Editor’s note: This is the first in a series of posts discussing all of the various secondary containment solutions available, subsequent tradeoffs and/or maintenance associated with each, and how C.I.Agent Solutions offerings can enhance the different containment systems.
Utilities have many options for secondary containment solutions, but not all containment is created equal! You’ll find there are pros and cons with all of them. For instance, installing fiberglass composite walls around a substation or transformer may be an aesthetic solution, but their beauty comes with certain tradeoffs. According to Dan Parker, President of C.I.Agent Solutions, based on feedback he’s received from our men in the field, composite walls are often harder to install than concrete. And they’re only slightly less expensive (usually just by 10% or less). Plus, once installed, the utility workers don’t really like having to step over them all the time.
But it’s not all negatives. Composite walls are strong, corrosion resistant and lightweight, and require little maintenance. And certain utilities believe the benefits of this application outweigh the tradeoffs.
That’s where we come in, with a variety of enhancements to make sure you get the maximum benefits out of a composite wall system. We want to share three scenarios in which our solutions are used in conjunction with composite walls for complete secondary containment assurance. However, we’d only recommend one of the following three applications.
Composite Wall with C.I.Agent® Oil Filtrion Panel side wall: Bad Solution
As you can see in the picture, they’ve added C.I.Agent® Oil Filtraion panels to the left of the composite wall. This is not a solution we’d recommend. The Oil Filtration Panel specs require a water flow rate of a minimum of 3 GPM per square foot of material with one foot of head pressure. It has a UV resistance of 70%, but only when covered with clean stone. Sitting out in the sun day after day deteriorates the geotextile, decreasing its life expectancy from 200 years to 5 years. It’s just not a suitable application for Oil Filtration Panels.
Composite Wall with C.I.Agent® Oil Filtration Panel Windows: Better Solution
For this substation, C.I.Agent® Oil Filtration Panel windows were added to the bottoms of the composite walls to allow water to flow through them but remove any hydrocarbons present. These walls were placed into trenches cut into the ground and partially covered with stone. Essentially, this system design is similar to the Geomembrane Liner and Oil Filtration Panel System, just utilizing composite walls instead of a polyvinyl blanket (though there’s still the issue of having to constantly step over those darn walls sticking out of the ground). While this solution is better than the previous because the Oil Filtration Panel windows in the trench allow for the one foot of head pressure required to maintain the water flow rate of 3 GPM per square foot material, they’ll still have to rake the stone around the walls regularly to ensure UV protection.

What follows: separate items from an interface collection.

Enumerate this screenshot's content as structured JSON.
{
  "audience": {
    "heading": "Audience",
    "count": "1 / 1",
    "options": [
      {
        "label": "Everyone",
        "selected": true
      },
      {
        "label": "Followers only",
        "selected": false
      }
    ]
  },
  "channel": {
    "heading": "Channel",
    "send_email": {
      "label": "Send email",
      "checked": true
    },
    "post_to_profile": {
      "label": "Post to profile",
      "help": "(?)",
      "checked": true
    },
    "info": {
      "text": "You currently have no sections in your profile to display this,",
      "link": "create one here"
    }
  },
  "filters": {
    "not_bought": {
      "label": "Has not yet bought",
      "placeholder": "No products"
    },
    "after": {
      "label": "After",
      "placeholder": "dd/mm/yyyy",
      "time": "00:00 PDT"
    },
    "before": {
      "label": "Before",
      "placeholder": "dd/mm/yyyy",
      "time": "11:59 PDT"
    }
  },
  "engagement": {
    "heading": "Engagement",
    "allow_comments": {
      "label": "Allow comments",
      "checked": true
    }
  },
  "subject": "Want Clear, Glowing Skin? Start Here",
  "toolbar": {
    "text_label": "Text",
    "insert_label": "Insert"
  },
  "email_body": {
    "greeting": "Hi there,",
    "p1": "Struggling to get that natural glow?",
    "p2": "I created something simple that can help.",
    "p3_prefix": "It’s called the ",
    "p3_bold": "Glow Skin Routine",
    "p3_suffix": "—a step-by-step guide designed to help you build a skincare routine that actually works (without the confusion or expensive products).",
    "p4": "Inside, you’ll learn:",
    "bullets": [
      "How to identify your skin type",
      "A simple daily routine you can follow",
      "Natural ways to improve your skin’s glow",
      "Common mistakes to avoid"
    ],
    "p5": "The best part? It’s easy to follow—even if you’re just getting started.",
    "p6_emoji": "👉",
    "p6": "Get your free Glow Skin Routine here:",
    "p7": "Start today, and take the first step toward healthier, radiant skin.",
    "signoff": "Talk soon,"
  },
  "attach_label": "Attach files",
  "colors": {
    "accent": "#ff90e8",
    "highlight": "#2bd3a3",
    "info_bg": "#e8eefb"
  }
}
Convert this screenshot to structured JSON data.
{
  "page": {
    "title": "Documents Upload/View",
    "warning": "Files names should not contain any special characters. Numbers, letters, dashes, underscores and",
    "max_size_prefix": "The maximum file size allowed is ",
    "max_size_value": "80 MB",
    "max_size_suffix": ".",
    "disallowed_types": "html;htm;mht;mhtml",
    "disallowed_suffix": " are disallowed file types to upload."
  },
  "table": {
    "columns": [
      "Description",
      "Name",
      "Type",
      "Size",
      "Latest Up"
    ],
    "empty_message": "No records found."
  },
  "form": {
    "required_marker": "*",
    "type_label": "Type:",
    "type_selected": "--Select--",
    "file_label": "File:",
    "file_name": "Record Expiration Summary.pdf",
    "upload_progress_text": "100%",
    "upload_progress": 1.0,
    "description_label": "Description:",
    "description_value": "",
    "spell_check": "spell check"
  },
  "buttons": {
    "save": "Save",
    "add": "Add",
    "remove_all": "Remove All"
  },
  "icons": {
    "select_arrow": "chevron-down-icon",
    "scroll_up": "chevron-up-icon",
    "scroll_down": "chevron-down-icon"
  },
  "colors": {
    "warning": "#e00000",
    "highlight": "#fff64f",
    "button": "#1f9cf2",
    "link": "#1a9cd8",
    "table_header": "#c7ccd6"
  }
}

Composite Wall with a C.I.Agent® HFF (Oil-Stop Filter) in a Vault: Best Solution
Now here’s the perfect enhancement to complete a composite wall secondary containment system. There’s a drain in the left-hand corner of the wall that flows into a concrete vault housing an HFF. The location of the HFF in correlation to the walls provide more than a foot of head to ensure a steady water flow rate. If it detects a major oil release, the HFF automatically shuts off the flow. Not pictured is a grate that covers the vault. Even though you still have the walls protruding from the ground, this is the ideal solution when using composite walls for secondary containment.
Check back for next week’s post on concrete containment.